### What the exercise asks
Would you please retype the records that follow, word for word?

### Provided data
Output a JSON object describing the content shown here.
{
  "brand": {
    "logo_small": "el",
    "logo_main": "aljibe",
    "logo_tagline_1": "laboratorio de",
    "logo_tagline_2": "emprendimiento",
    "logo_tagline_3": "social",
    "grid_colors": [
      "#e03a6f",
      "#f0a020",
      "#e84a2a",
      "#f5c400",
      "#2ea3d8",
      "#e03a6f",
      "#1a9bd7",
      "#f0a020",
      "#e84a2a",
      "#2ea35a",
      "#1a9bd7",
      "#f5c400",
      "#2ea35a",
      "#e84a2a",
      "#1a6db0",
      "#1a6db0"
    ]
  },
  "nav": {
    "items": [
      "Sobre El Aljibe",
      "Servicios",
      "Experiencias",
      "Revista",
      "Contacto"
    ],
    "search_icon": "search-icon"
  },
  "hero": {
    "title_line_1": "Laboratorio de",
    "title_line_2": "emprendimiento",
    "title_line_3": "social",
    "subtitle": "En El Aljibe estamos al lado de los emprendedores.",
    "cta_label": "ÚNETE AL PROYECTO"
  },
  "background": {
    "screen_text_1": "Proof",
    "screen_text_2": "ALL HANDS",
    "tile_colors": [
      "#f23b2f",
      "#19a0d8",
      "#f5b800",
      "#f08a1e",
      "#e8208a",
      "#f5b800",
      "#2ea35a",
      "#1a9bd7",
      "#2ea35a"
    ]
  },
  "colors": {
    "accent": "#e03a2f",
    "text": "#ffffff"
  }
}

### Task response
Output a JSON object describing the content shown here.
{
  "brand": {
    "logo_small": "el",
    "logo_main": "aljibe",
    "logo_tagline_1": "laboratorio de",
    "logo_tagline_2": "emprendimiento",
    "logo_tagline_3": "social",
    "grid_colors": [
      "#e03a6f",
      "#f0a020",
      "#e84a2a",
      "#f5c400",
      "#2ea3d8",
      "#e03a6f",
      "#1a9bd7",
      "#f0a020",
      "#e84a2a",
      "#2ea35a",
      "#1a9bd7",
      "#f5c400",
      "#2ea35a",
      "#e84a2a",
      "#1a6db0",
      "#1a6db0"
    ]
  },
  "nav": {
    "items": [
      "Sobre El Aljibe",
      "Servicios",
      "Experiencias",
      "Revista",
      "Contacto"
    ],
    "search_icon": "search-icon"
  },
  "hero": {
    "title_line_1": "Laboratorio de",
    "title_line_2": "emprendimiento",
    "title_line_3": "social",
    "subtitle": "En El Aljibe estamos al lado de los emprendedores.",
    "cta_label": "ÚNETE AL PROYECTO"
  },
  "background": {
    "screen_text_1": "Proof",
    "screen_text_2": "ALL HANDS",
    "tile_colors": [
      "#f23b2f",
      "#19a0d8",
      "#f5b800",
      "#f08a1e",
      "#e8208a",
      "#f5b800",
      "#2ea35a",
      "#1a9bd7",
      "#2ea35a"
    ]
  },
  "colors": {
    "accent": "#e03a2f",
    "text": "#ffffff"
  }
}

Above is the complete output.